10 October, 2022
Youth programs funding
SPOTS are now open for a $3 million Community Partnership Innovation Grant initiative aimed at new and innovative community-based projects to prevent and reduce youth offending in Queensland.
The first round of grants is funding interventions for at-risk young people and those leaving detention, as well as extra support to help them access education and training opportunities.
The initiative also funded a program that targets young people stealing cars and Elders conducting cautions based on police referrals.
Minister for Youth Justice Leanne Linard said the initiative will open in early November and follows a pilot of the scheme earlier this year.
“Local communities are often the first to see a young person disengage and wherever I go across Queensland, communities tell me they want to be part of the solution and have their ideas heard and supported,” she said.
“Every community is different, which means it’s important to find solutions specifically tailored and targeted at local issues.”
Ms Linard said the grants have already harnessed innovative ideas and local expertise within Queensland communities.
“We received an excellent response when we introduced this initiative in April this year, with 116 applications submitted from across the state,” she said.
“The response showed many individuals and organisations are more than willing to step up and help address the underlying issues that cause some young people to offend.”
Applications for the short-term, one-off grants of up to $300,000 must align with one or all the priorities outlined in the Queensland Government’s Youth Justice Strategy.
The priorities are to intervene early, keep children out of court and custody and reduce offending.
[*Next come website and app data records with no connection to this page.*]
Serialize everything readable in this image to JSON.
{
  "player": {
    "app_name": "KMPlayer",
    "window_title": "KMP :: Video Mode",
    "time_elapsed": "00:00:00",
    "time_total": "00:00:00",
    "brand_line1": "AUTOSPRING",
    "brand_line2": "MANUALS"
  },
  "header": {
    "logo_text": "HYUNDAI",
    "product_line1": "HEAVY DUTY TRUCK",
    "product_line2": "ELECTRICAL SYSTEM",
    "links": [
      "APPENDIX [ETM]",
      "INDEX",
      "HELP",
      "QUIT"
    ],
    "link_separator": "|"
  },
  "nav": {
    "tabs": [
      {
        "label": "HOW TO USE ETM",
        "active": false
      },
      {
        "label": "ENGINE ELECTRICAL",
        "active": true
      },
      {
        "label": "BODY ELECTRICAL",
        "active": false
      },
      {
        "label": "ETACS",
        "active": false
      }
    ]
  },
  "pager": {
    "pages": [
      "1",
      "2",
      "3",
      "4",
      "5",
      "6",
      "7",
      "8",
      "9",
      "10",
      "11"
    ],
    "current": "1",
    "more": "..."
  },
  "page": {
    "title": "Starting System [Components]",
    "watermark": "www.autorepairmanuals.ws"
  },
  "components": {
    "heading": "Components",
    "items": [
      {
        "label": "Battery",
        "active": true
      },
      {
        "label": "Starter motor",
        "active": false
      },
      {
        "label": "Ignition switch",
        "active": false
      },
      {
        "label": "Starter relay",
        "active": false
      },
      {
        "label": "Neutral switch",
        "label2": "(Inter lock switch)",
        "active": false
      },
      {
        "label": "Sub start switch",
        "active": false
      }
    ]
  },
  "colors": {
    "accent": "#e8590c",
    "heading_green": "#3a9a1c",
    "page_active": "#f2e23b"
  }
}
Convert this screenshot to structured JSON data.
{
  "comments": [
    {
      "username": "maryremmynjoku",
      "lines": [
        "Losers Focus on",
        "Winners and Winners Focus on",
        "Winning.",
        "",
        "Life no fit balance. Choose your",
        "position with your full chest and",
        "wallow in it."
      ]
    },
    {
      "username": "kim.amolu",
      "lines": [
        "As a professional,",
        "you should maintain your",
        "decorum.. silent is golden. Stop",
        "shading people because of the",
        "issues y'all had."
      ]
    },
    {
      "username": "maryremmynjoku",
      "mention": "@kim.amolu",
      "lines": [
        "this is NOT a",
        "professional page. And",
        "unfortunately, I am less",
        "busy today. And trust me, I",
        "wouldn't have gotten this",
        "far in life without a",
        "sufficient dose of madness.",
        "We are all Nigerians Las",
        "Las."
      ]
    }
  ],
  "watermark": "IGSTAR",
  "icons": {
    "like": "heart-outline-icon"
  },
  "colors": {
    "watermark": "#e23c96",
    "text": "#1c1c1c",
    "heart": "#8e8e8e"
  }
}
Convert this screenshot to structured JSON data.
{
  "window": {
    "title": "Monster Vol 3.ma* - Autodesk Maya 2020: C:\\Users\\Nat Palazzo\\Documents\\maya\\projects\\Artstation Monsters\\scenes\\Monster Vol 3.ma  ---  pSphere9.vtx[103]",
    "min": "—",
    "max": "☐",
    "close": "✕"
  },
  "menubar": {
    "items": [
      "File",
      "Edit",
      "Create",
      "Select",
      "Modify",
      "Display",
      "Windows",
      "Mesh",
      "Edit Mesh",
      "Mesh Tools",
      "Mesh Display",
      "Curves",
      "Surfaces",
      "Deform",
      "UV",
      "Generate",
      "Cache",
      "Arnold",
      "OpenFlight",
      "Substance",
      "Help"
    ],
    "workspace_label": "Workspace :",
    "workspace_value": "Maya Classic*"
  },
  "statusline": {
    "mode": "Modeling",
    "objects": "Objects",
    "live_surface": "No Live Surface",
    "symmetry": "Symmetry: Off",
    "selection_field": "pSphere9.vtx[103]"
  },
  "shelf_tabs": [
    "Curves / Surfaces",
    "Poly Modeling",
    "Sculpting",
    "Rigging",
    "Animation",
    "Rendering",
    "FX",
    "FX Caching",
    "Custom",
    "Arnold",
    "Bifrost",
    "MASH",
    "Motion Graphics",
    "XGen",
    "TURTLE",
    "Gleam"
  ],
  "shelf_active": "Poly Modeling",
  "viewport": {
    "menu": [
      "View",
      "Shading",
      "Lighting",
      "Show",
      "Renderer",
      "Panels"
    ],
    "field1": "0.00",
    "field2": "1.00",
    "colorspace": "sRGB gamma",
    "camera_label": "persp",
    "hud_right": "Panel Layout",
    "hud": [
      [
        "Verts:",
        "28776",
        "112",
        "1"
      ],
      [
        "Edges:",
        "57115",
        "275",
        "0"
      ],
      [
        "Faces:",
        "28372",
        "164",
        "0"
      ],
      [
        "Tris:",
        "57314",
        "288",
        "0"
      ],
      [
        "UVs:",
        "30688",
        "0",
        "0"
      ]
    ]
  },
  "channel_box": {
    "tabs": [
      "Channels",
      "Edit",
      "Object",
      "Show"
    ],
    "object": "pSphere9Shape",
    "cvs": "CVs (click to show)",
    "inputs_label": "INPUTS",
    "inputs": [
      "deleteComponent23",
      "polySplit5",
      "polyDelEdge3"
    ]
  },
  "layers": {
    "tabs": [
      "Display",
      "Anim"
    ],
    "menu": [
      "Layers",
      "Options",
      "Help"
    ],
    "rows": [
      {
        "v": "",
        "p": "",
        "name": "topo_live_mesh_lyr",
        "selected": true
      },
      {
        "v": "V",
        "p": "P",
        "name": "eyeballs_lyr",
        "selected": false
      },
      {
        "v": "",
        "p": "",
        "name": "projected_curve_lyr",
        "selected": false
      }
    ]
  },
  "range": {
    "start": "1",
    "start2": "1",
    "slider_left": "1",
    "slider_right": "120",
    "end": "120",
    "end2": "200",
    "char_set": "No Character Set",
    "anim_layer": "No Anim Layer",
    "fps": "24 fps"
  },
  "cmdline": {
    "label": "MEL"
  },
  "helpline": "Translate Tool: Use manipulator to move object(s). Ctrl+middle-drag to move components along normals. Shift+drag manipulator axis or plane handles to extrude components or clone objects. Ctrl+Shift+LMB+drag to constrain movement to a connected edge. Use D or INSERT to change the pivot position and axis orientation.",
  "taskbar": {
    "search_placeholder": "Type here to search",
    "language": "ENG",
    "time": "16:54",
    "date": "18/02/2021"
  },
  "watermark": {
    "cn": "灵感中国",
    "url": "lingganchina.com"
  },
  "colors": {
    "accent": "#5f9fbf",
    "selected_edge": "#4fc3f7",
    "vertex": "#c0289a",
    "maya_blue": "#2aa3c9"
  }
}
The second round of the Community Innovation Partnership Grants 2022–23 will open in early November and closes on 30 January 2023, with successful applicants expected to commence their programs in early March 2023.